I know that a short distance away, most of the trails surrounding North/South Lake are un-campable because of their location and that NSL Campgrounds are the only place to legally camp in the area.

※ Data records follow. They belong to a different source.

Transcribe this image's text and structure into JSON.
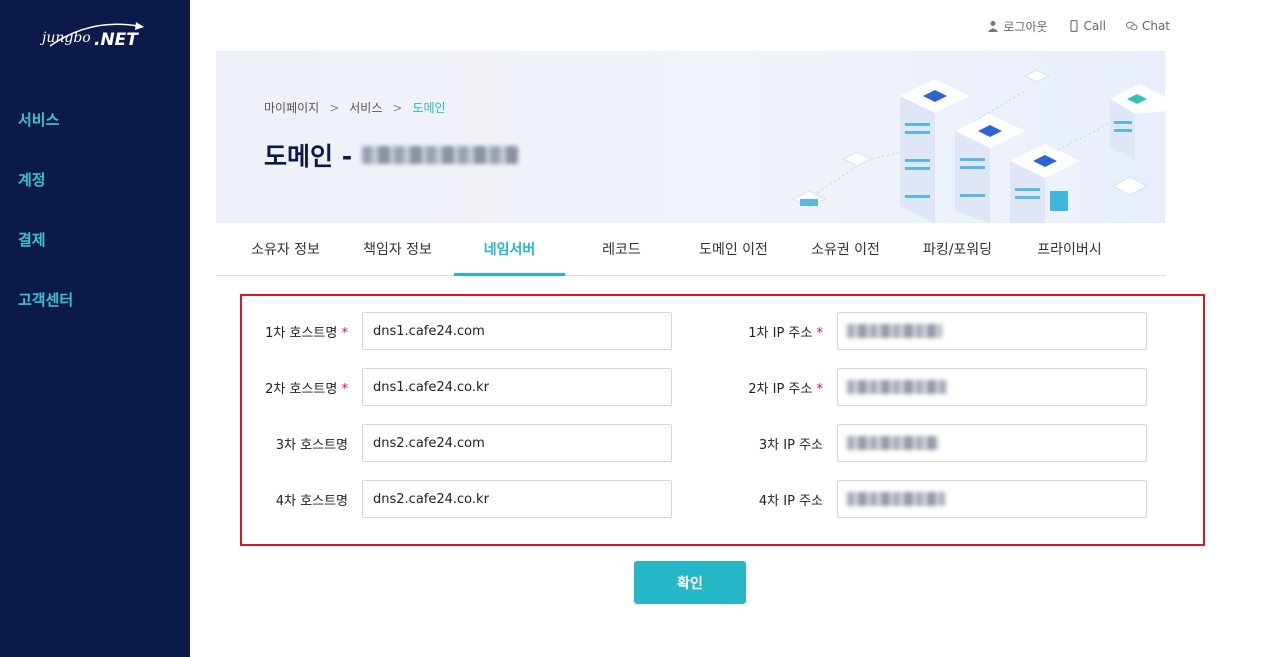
{
  "brand": {
    "logo_text": "jungbo.NET"
  },
  "sidebar": {
    "items": [
      {
        "label": "서비스"
      },
      {
        "label": "계정"
      },
      {
        "label": "결제"
      },
      {
        "label": "고객센터"
      }
    ]
  },
  "topbar": {
    "logout": "로그아웃",
    "call": "Call",
    "chat": "Chat"
  },
  "breadcrumb": [
    "마이페이지",
    "서비스",
    "도메인"
  ],
  "page": {
    "title_prefix": "도메인 -"
  },
  "tabs": [
    {
      "label": "소유자 정보",
      "active": false
    },
    {
      "label": "책임자 정보",
      "active": false
    },
    {
      "label": "네임서버",
      "active": true
    },
    {
      "label": "레코드",
      "active": false
    },
    {
      "label": "도메인 이전",
      "active": false
    },
    {
      "label": "소유권 이전",
      "active": false
    },
    {
      "label": "파킹/포워딩",
      "active": false
    },
    {
      "label": "프라이버시",
      "active": false
    }
  ],
  "form": {
    "hosts": [
      {
        "label": "1차 호스트명",
        "required": "*",
        "value": "dns1.cafe24.com"
      },
      {
        "label": "2차 호스트명",
        "required": "*",
        "value": "dns1.cafe24.co.kr"
      },
      {
        "label": "3차 호스트명",
        "required": "",
        "value": "dns2.cafe24.com"
      },
      {
        "label": "4차 호스트명",
        "required": "",
        "value": "dns2.cafe24.co.kr"
      }
    ],
    "ips": [
      {
        "label": "1차 IP 주소",
        "required": "*"
      },
      {
        "label": "2차 IP 주소",
        "required": "*"
      },
      {
        "label": "3차 IP 주소",
        "required": ""
      },
      {
        "label": "4차 IP 주소",
        "required": ""
      }
    ]
  },
  "confirm_label": "확인",
  "colors": {
    "sidebar": "#0b1a49",
    "accent": "#26b7c7",
    "required": "#e0141e"
  }
}
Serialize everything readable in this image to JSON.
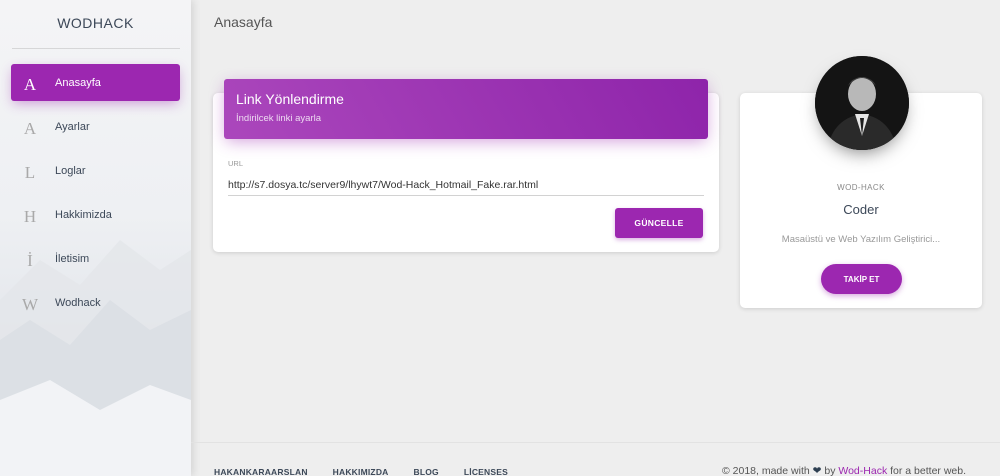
{
  "app": {
    "brand": "WODHACK"
  },
  "sidebar": {
    "items": [
      {
        "letter": "A",
        "label": "Anasayfa",
        "active": true
      },
      {
        "letter": "A",
        "label": "Ayarlar",
        "active": false
      },
      {
        "letter": "L",
        "label": "Loglar",
        "active": false
      },
      {
        "letter": "H",
        "label": "Hakkimizda",
        "active": false
      },
      {
        "letter": "İ",
        "label": "İletisim",
        "active": false
      },
      {
        "letter": "W",
        "label": "Wodhack",
        "active": false
      }
    ]
  },
  "header": {
    "title": "Anasayfa"
  },
  "link_card": {
    "title": "Link Yönlendirme",
    "subtitle": "İndirilcek linki ayarla",
    "url_label": "URL",
    "url_value": "http://s7.dosya.tc/server9/lhywt7/Wod-Hack_Hotmail_Fake.rar.html",
    "update_button": "GÜNCELLE"
  },
  "profile": {
    "role": "WOD-HACK",
    "name": "Coder",
    "description": "Masaüstü ve Web Yazılım Geliştirici...",
    "follow_button": "TAKİP ET"
  },
  "footer": {
    "links": [
      "HAKANKARAARSLAN",
      "HAKKIMIZDA",
      "BLOG",
      "LİCENSES"
    ],
    "copyright_prefix": "© 2018, made with",
    "copyright_by": "by",
    "copyright_brand": "Wod-Hack",
    "copyright_suffix": "for a better web."
  },
  "colors": {
    "accent": "#9c27b0",
    "background": "#eeeeee",
    "text": "#3c4858"
  }
}
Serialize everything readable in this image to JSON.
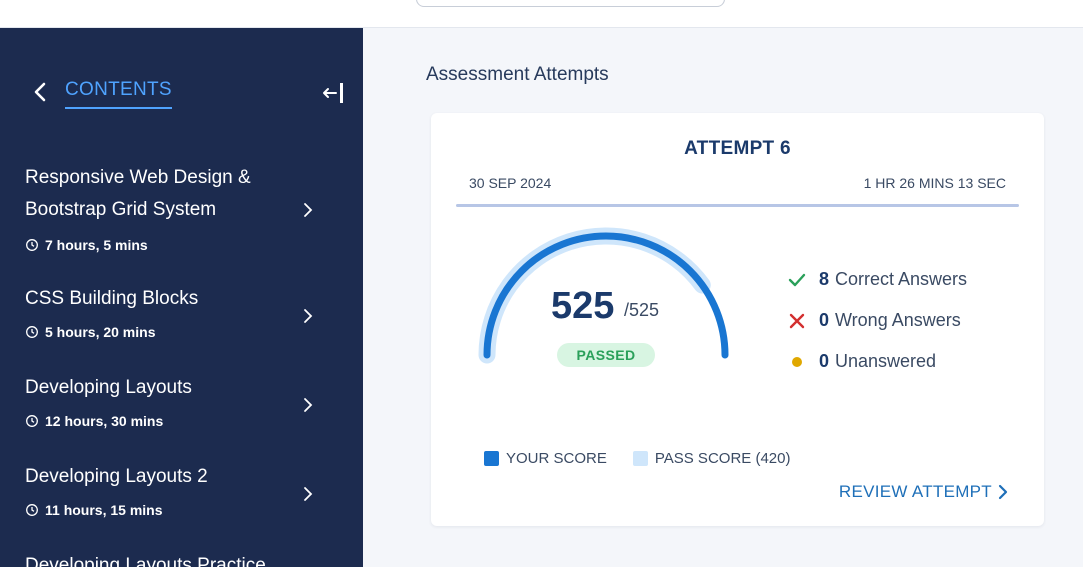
{
  "sidebar": {
    "title": "CONTENTS",
    "courses": [
      {
        "name": "Responsive Web Design & Bootstrap Grid System",
        "duration": "7 hours, 5 mins"
      },
      {
        "name": "CSS Building Blocks",
        "duration": "5 hours, 20 mins"
      },
      {
        "name": "Developing Layouts",
        "duration": "12 hours, 30 mins"
      },
      {
        "name": "Developing Layouts 2",
        "duration": "11 hours, 15 mins"
      },
      {
        "name": "Developing Layouts Practice",
        "duration": ""
      }
    ]
  },
  "main": {
    "title": "Assessment Attempts"
  },
  "attempt": {
    "title": "ATTEMPT 6",
    "date": "30 SEP 2024",
    "duration": "1 HR 26 MINS 13 SEC",
    "score": "525",
    "max_score": "/525",
    "score_value": 525,
    "max_value": 525,
    "pass_value": 420,
    "status": "PASSED",
    "stats": {
      "correct_count": "8",
      "correct_label": "Correct Answers",
      "wrong_count": "0",
      "wrong_label": "Wrong Answers",
      "unanswered_count": "0",
      "unanswered_label": "Unanswered"
    },
    "legend": {
      "your_score": "YOUR SCORE",
      "pass_score": "PASS SCORE (420)"
    },
    "review_label": "REVIEW ATTEMPT"
  },
  "colors": {
    "sidebar_bg": "#1c2b4f",
    "accent": "#4fa3ff",
    "score_arc": "#1976d2",
    "pass_arc": "#cfe6fb",
    "passed_bg": "#d8f5e2",
    "passed_text": "#2aa05a",
    "correct": "#2aa05a",
    "wrong": "#d32f2f",
    "unanswered": "#e0a800"
  }
}
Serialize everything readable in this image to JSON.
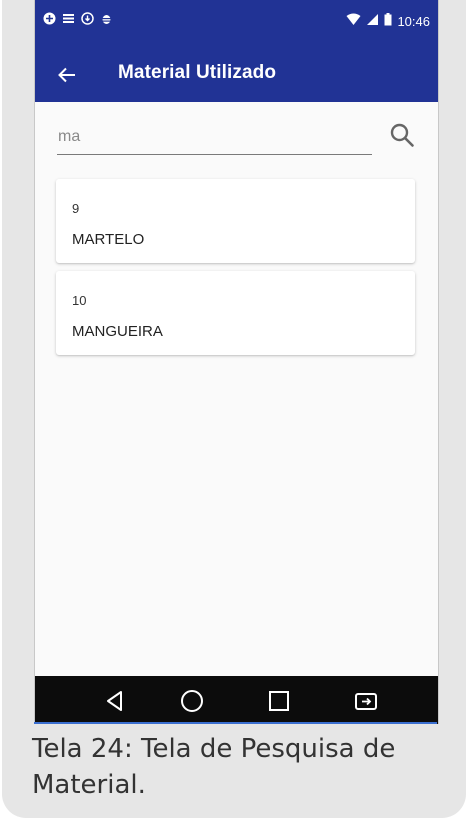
{
  "status_bar": {
    "left_icons": [
      "shield-icon",
      "menu-list-icon",
      "download-icon",
      "bug-icon"
    ],
    "right_icons": [
      "wifi-icon",
      "signal-icon",
      "battery-icon"
    ],
    "time": "10:46"
  },
  "toolbar": {
    "back_icon": "arrow-left-icon",
    "title": "Material Utilizado"
  },
  "search": {
    "value": "ma",
    "icon": "search-icon"
  },
  "results": [
    {
      "code": "9",
      "name": "MARTELO"
    },
    {
      "code": "10",
      "name": "MANGUEIRA"
    }
  ],
  "nav_bar": {
    "icons": [
      "back-triangle-icon",
      "home-circle-icon",
      "recents-square-icon",
      "screen-rotate-icon"
    ]
  },
  "caption": "Tela 24: Tela de Pesquisa de Material.",
  "colors": {
    "app_bar": "#213395",
    "nav_bar": "#0c0c0c",
    "background": "#fafafa"
  }
}
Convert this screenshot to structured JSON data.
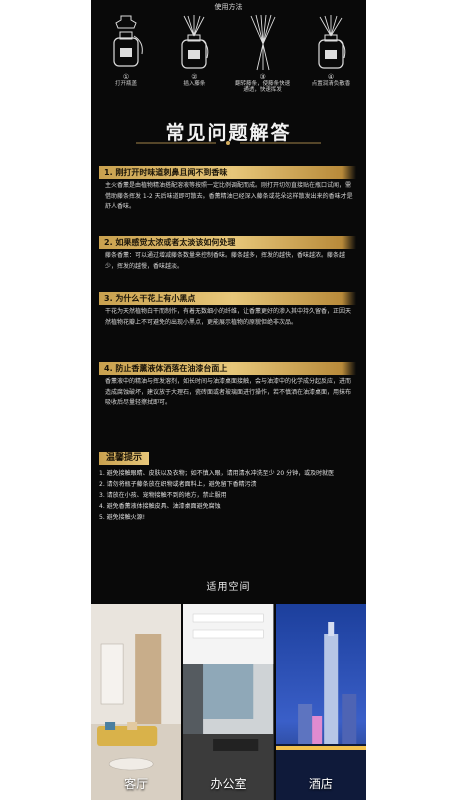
{
  "usage": {
    "title": "使用方法",
    "steps": [
      {
        "num": "①",
        "text": "打开瓶盖"
      },
      {
        "num": "②",
        "text": "插入藤条"
      },
      {
        "num": "③",
        "text": "翻转藤条，使藤条快速通透，快速挥发"
      },
      {
        "num": "④",
        "text": "点置润清负散香"
      }
    ]
  },
  "faq": {
    "heading": "常见问题解答",
    "items": [
      {
        "question": "1. 刚打开时味道刺鼻且闻不到香味",
        "answer": "主火香薰是由植物精油搭配溶液等按照一定比例调配而成。刚打开切勿直接贴在瓶口试闻，需借助藤条挥发 1-2 天后味道即可散去。香薰精油已经深入藤条或花朵这样散发出来的香味才是舒人香味。"
      },
      {
        "question": "2. 如果感觉太浓或者太淡该如何处理",
        "answer": "藤条香薰：可以通过增减藤条数量来控制香味。藤条越多，挥发的越快，香味越浓。藤条越少，挥发的越慢，香味越淡。"
      },
      {
        "question": "3. 为什么干花上有小黑点",
        "answer": "干花为天然植物白干而制作，有着无数细小的纤维，让香薰更好的渗入其中持久留香，正因天然植物花瓣上不可避免的出现小黑点，更能展示植物的原貌但绝非次品。"
      },
      {
        "question": "4. 防止香薰液体洒落在油漆台面上",
        "answer": "香薰液中的精油与挥发溶剂，如长时间与油漆桌面接触，会与油漆中的化学成分起反应，进而造成腐蚀破坏，建议放于大理石，瓷砖面或者玻璃面进行操作，若不慎洒在油漆桌面，用抹布吸收后尽量轻擦拭即可。"
      }
    ]
  },
  "tips": {
    "title": "温馨提示",
    "items": [
      "1. 避免接触眼睛、皮肤以及衣物；如不慎入眼，请用清水冲洗至少 20 分钟，或及时就医",
      "2. 请勿将瓶子藤条放在织物或者面料上，避免留下香精污渍",
      "3. 请放在小孩、宠物接触不到的地方，禁止服用",
      "4. 避免香薰液体接触皮具、油漆桌面避免腐蚀",
      "5. 避免接触火源!"
    ]
  },
  "spaces": {
    "title": "适用空间",
    "rooms": [
      {
        "label": "客厅"
      },
      {
        "label": "办公室"
      },
      {
        "label": "酒店"
      }
    ]
  },
  "colors": {
    "background": "#090909",
    "gold": "#d4ae5f",
    "page": "#ffffff"
  }
}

How about along this trail?

Camping along the trails on this hike

As the description above makes clear, this hike passes two shelters at which camping is permitted.  Moreover, in general, camping is permitted anywhere in the Catskills under 3,500 feet in elevation, as long as you camp more than 150 feet from the trail and from water sources.  While much of the hike is above 3,500 feet, the beginning and end are below 3,500 feet.  It should be noted that the steepness of the trail and the surrounding terrain makes camping unfeasible for a significant portion of the hike.  The two shelters, though, are wonderful places to camp -- especially the John Robb Lean-to, which was recently rebuilt at a magnificent site, a short distance from the trail.  Nearby tentsites are also available.